(Records from a collection)
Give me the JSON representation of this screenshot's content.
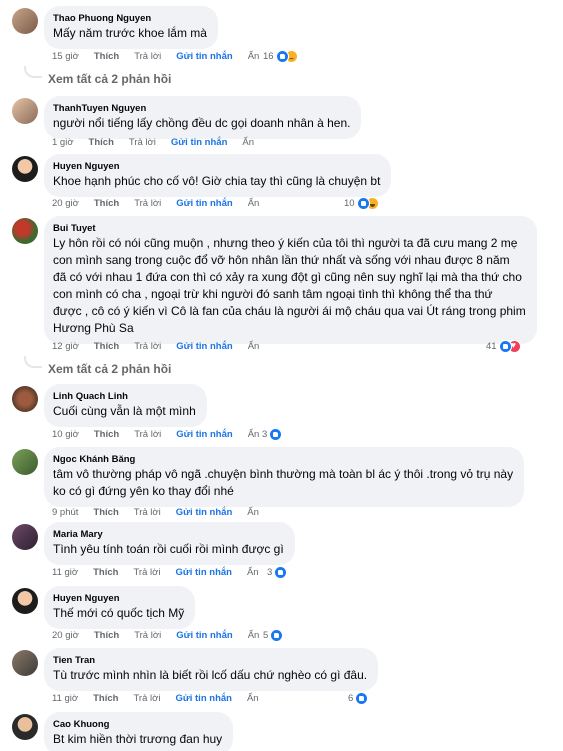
{
  "actions": {
    "like": "Thích",
    "reply": "Trả lời",
    "report": "Gửi tin nhắn",
    "hide": "Ẩn"
  },
  "comments": [
    {
      "author": "Thao Phuong Nguyen",
      "text": "Mấy năm trước khoe lắm mà",
      "time": "15 giờ",
      "reactions": "16",
      "icons": [
        "like-icon",
        "sad-icon"
      ],
      "view_more": "Xem tất cả 2 phản hồi"
    },
    {
      "author": "ThanhTuyen Nguyen",
      "text": "người nổi tiếng lấy chồng đều dc gọi doanh nhân à hen.",
      "time": "1 giờ",
      "reactions": "",
      "icons": []
    },
    {
      "author": "Huyen Nguyen",
      "text": "Khoe hạnh phúc cho cố vô! Giờ chia tay thì cũng là chuyện bt",
      "time": "20 giờ",
      "reactions": "10",
      "icons": [
        "like-icon",
        "haha-icon"
      ]
    },
    {
      "author": "Bui Tuyet",
      "text": "Ly hôn rồi có nói cũng muộn , nhưng theo ý kiến của tôi thì người ta đã cưu mang 2 mẹ\ncon mình sang trong cuộc đổ vỡ hôn nhân lần thứ nhất và sống với nhau được 8 năm\nđã có với nhau 1 đứa con thì có xảy ra xung đột gì cũng nên suy nghĩ lại mà tha thứ cho\ncon mình có cha , ngoại trừ khi người đó sanh tâm ngoại tình thì không thể tha thứ\nđược , cô có ý kiến vì Cô là fan của cháu là người ái mộ cháu qua vai Út ráng trong phim\nHương Phù Sa",
      "time": "12 giờ",
      "reactions": "41",
      "icons": [
        "like-icon",
        "love-icon"
      ],
      "view_more": "Xem tất cả 2 phản hồi"
    },
    {
      "author": "Linh Quach Linh",
      "text": "Cuối cùng vẫn là một mình",
      "time": "10 giờ",
      "reactions": "3",
      "icons": [
        "like-icon"
      ]
    },
    {
      "author": "Ngoc Khánh Băng",
      "text": "tâm vô thường pháp vô ngã .chuyện bình thường mà toàn bl ác ý thôi .trong vỏ trụ này\nko có gì đứng yên ko thay đổi nhé",
      "time": "9 phút",
      "reactions": "",
      "icons": []
    },
    {
      "author": "Maria Mary",
      "text": "Tình yêu tính toán rồi cuối rồi mình được gì",
      "time": "11 giờ",
      "reactions": "3",
      "icons": [
        "like-icon"
      ]
    },
    {
      "author": "Huyen Nguyen",
      "text": "Thế mới có quốc tịch Mỹ",
      "time": "20 giờ",
      "reactions": "5",
      "icons": [
        "like-icon"
      ]
    },
    {
      "author": "Tien Tran",
      "text": "Tù trước mình nhìn là biết rồi lcố dấu chứ nghèo có gì đâu.",
      "time": "11 giờ",
      "reactions": "6",
      "icons": [
        "like-icon"
      ]
    },
    {
      "author": "Cao Khuong",
      "text": "Bt kim hiền thời trương đan huy",
      "time": "",
      "reactions": "",
      "icons": []
    }
  ]
}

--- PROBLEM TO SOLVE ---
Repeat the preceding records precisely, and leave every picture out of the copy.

--- EXERCISE RESULT ---
Give me the JSON representation of this screenshot's content.
{
  "actions": {
    "like": "Thích",
    "reply": "Trả lời",
    "report": "Gửi tin nhắn",
    "hide": "Ẩn"
  },
  "comments": [
    {
      "author": "Thao Phuong Nguyen",
      "text": "Mấy năm trước khoe lắm mà",
      "time": "15 giờ",
      "reactions": "16",
      "icons": [
        "like-icon",
        "sad-icon"
      ],
      "view_more": "Xem tất cả 2 phản hồi"
    },
    {
      "author": "ThanhTuyen Nguyen",
      "text": "người nổi tiếng lấy chồng đều dc gọi doanh nhân à hen.",
      "time": "1 giờ",
      "reactions": "",
      "icons": []
    },
    {
      "author": "Huyen Nguyen",
      "text": "Khoe hạnh phúc cho cố vô! Giờ chia tay thì cũng là chuyện bt",
      "time": "20 giờ",
      "reactions": "10",
      "icons": [
        "like-icon",
        "haha-icon"
      ]
    },
    {
      "author": "Bui Tuyet",
      "text": "Ly hôn rồi có nói cũng muộn , nhưng theo ý kiến của tôi thì người ta đã cưu mang 2 mẹ\ncon mình sang trong cuộc đổ vỡ hôn nhân lần thứ nhất và sống với nhau được 8 năm\nđã có với nhau 1 đứa con thì có xảy ra xung đột gì cũng nên suy nghĩ lại mà tha thứ cho\ncon mình có cha , ngoại trừ khi người đó sanh tâm ngoại tình thì không thể tha thứ\nđược , cô có ý kiến vì Cô là fan của cháu là người ái mộ cháu qua vai Út ráng trong phim\nHương Phù Sa",
      "time": "12 giờ",
      "reactions": "41",
      "icons": [
        "like-icon",
        "love-icon"
      ],
      "view_more": "Xem tất cả 2 phản hồi"
    },
    {
      "author": "Linh Quach Linh",
      "text": "Cuối cùng vẫn là một mình",
      "time": "10 giờ",
      "reactions": "3",
      "icons": [
        "like-icon"
      ]
    },
    {
      "author": "Ngoc Khánh Băng",
      "text": "tâm vô thường pháp vô ngã .chuyện bình thường mà toàn bl ác ý thôi .trong vỏ trụ này\nko có gì đứng yên ko thay đổi nhé",
      "time": "9 phút",
      "reactions": "",
      "icons": []
    },
    {
      "author": "Maria Mary",
      "text": "Tình yêu tính toán rồi cuối rồi mình được gì",
      "time": "11 giờ",
      "reactions": "3",
      "icons": [
        "like-icon"
      ]
    },
    {
      "author": "Huyen Nguyen",
      "text": "Thế mới có quốc tịch Mỹ",
      "time": "20 giờ",
      "reactions": "5",
      "icons": [
        "like-icon"
      ]
    },
    {
      "author": "Tien Tran",
      "text": "Tù trước mình nhìn là biết rồi lcố dấu chứ nghèo có gì đâu.",
      "time": "11 giờ",
      "reactions": "6",
      "icons": [
        "like-icon"
      ]
    },
    {
      "author": "Cao Khuong",
      "text": "Bt kim hiền thời trương đan huy",
      "time": "",
      "reactions": "",
      "icons": []
    }
  ]
}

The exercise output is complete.